▸ **Exercise brief**:
Every line of the records that holds the word "Dezembro" should be copied.

▸ **Given data**:
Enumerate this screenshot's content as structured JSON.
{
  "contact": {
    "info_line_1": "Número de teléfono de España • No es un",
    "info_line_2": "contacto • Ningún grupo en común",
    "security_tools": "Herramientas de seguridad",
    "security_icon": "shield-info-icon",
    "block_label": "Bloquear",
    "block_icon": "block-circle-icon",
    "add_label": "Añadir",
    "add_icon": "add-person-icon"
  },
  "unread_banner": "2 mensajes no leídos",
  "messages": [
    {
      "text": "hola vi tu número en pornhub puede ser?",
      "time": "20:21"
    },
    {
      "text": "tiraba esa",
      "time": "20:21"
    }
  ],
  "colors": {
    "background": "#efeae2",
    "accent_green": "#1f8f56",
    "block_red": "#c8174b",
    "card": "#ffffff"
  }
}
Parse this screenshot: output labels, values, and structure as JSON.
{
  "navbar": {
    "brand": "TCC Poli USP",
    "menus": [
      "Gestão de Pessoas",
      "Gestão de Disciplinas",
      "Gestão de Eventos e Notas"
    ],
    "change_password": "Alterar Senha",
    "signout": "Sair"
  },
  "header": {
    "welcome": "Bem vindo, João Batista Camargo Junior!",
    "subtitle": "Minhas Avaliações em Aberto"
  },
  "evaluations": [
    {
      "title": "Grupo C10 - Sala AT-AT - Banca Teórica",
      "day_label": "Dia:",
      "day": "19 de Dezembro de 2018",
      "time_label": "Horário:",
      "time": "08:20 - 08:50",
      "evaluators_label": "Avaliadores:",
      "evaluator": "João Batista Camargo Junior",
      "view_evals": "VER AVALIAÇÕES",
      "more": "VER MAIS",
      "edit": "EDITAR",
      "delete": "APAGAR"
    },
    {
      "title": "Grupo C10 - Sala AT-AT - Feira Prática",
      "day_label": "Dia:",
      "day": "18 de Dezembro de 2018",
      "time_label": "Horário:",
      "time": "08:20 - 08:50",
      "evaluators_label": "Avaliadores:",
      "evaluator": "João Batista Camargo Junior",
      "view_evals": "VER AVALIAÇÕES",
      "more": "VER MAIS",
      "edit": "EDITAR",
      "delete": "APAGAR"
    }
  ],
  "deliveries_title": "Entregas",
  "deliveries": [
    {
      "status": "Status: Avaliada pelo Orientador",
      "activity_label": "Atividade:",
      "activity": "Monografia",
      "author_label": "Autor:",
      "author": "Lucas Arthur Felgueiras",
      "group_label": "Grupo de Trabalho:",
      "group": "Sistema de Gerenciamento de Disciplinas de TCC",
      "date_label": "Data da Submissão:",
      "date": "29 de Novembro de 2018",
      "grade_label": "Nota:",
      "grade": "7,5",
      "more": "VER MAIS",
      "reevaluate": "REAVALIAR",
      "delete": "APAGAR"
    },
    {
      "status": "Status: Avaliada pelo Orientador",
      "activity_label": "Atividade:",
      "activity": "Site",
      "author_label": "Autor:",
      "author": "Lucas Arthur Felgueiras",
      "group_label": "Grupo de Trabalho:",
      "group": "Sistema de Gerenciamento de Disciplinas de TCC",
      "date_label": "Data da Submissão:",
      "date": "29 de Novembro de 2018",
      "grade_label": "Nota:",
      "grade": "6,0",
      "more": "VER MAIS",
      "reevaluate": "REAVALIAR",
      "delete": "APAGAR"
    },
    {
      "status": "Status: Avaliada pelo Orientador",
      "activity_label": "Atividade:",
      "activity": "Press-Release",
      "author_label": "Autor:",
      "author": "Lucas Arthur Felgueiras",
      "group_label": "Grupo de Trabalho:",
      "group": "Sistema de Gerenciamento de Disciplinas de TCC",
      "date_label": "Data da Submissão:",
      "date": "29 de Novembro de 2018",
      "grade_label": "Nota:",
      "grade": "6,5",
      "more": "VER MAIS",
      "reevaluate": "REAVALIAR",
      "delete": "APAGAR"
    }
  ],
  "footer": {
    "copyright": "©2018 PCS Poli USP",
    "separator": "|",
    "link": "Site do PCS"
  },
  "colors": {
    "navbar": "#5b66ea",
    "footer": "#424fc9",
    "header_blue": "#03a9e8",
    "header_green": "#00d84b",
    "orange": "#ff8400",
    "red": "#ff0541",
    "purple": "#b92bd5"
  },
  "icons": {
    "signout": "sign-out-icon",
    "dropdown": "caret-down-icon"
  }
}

▸ **Expected output**:
      "day": "19 de Dezembro de 2018",
      "day": "18 de Dezembro de 2018",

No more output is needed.